> From: JohnE37179@aol.com
> If there were a nuclear winter, which may have lasted fifty years - cerainly
> long enough to devastate many forms of life - would it show up in the
> geologic record?  If it does show up, how would you find it.   What would you
> look for? certainly global cooling for fifty years might include severe short
> term climatic changes that might not be represented in the geologic record.
>  Presumable the climate both before and after such a short event would be
> very nearly identicle on this time scale.  I don't think anyone has suggested
> that a catacysmic impact had long term climatic impact - only wide spread -
> short time change of significant magnitude - then it was back to business as
> usual.

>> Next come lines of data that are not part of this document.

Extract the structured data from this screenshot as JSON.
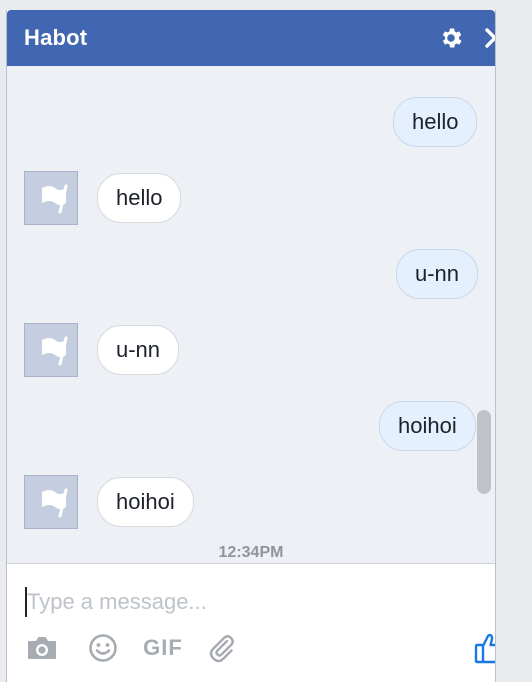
{
  "window": {
    "title": "Habot"
  },
  "icons": {
    "settings": "gear-icon",
    "close": "close-icon",
    "avatar": "flag-icon",
    "camera": "camera-icon",
    "emoji": "smiley-icon",
    "attach": "paperclip-icon",
    "like": "thumbs-up-icon"
  },
  "messages": [
    {
      "side": "out",
      "text": "hello"
    },
    {
      "side": "in",
      "text": "hello"
    },
    {
      "side": "out",
      "text": "u-nn"
    },
    {
      "side": "in",
      "text": "u-nn"
    },
    {
      "side": "out",
      "text": "hoihoi"
    },
    {
      "side": "in",
      "text": "hoihoi"
    }
  ],
  "timestamp": "12:34PM",
  "composer": {
    "placeholder": "Type a message...",
    "value": "",
    "gif_label": "GIF"
  },
  "colors": {
    "header": "#4267b2",
    "outgoing_bubble": "#e4f0fd",
    "incoming_bubble": "#ffffff",
    "like": "#1a78e6"
  }
}
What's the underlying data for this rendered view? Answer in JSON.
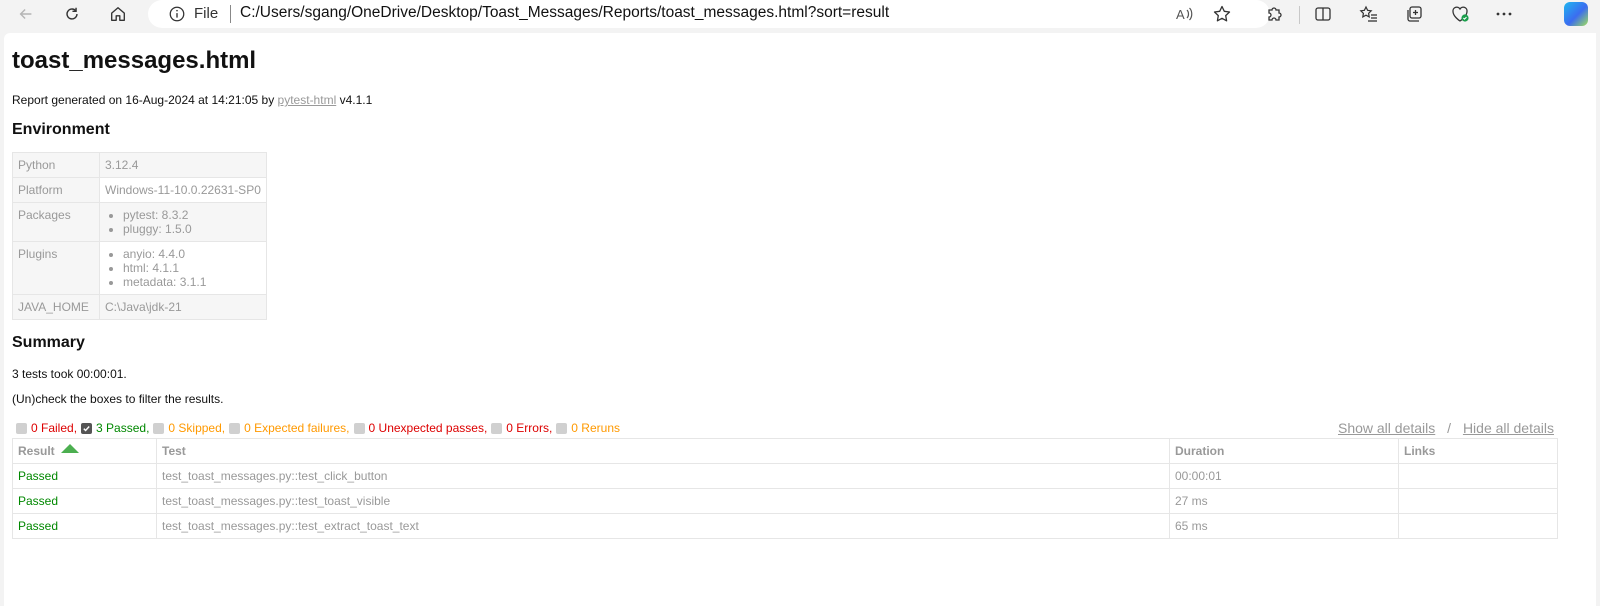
{
  "browser": {
    "addr_file": "File",
    "url": "C:/Users/sgang/OneDrive/Desktop/Toast_Messages/Reports/toast_messages.html?sort=result"
  },
  "report": {
    "title": "toast_messages.html",
    "gen_prefix": "Report generated on 16-Aug-2024 at 14:21:05 by",
    "gen_link": "pytest-html",
    "gen_version": "v4.1.1",
    "environment_heading": "Environment",
    "environment": [
      {
        "key": "Python",
        "value": "3.12.4"
      },
      {
        "key": "Platform",
        "value": "Windows-11-10.0.22631-SP0"
      },
      {
        "key": "Packages",
        "list": [
          "pytest: 8.3.2",
          "pluggy: 1.5.0"
        ]
      },
      {
        "key": "Plugins",
        "list": [
          "anyio: 4.4.0",
          "html: 4.1.1",
          "metadata: 3.1.1"
        ]
      },
      {
        "key": "JAVA_HOME",
        "value": "C:\\Java\\jdk-21"
      }
    ],
    "summary_heading": "Summary",
    "summary_text": "3 tests took 00:00:01.",
    "filter_hint": "(Un)check the boxes to filter the results.",
    "filters": [
      {
        "label": "0 Failed,",
        "checked": false,
        "color": "#dd0000"
      },
      {
        "label": "3 Passed,",
        "checked": true,
        "color": "#008800"
      },
      {
        "label": "0 Skipped,",
        "checked": false,
        "color": "#ff9900"
      },
      {
        "label": "0 Expected failures,",
        "checked": false,
        "color": "#ff9900"
      },
      {
        "label": "0 Unexpected passes,",
        "checked": false,
        "color": "#dd0000"
      },
      {
        "label": "0 Errors,",
        "checked": false,
        "color": "#dd0000"
      },
      {
        "label": "0 Reruns",
        "checked": false,
        "color": "#ff9900"
      }
    ],
    "show_all": "Show all details",
    "slash": "/",
    "hide_all": "Hide all details",
    "columns": [
      "Result",
      "Test",
      "Duration",
      "Links"
    ],
    "rows": [
      {
        "result": "Passed",
        "test": "test_toast_messages.py::test_click_button",
        "duration": "00:00:01",
        "links": ""
      },
      {
        "result": "Passed",
        "test": "test_toast_messages.py::test_toast_visible",
        "duration": "27 ms",
        "links": ""
      },
      {
        "result": "Passed",
        "test": "test_toast_messages.py::test_extract_toast_text",
        "duration": "65 ms",
        "links": ""
      }
    ]
  }
}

As the dust that caused the nuclear winter settled out of the
atmosphere, it would create a thin layer of clay where it fell into
reasonably quiet water. Because a significant portion of the dust came
from the bolide, it would have an unusual chemical or isotopic
constitution, a composition one might call "unearthly". The clay layer
would mark a noticable transition in flora and fauna above and below

It's just such a layer observed at the K-T boundary at several sites
around the world that led the Alvarezes to postulate the bolide
extinction theory.

The Dennis Miller disclaimer may apply...

Andrew Robinson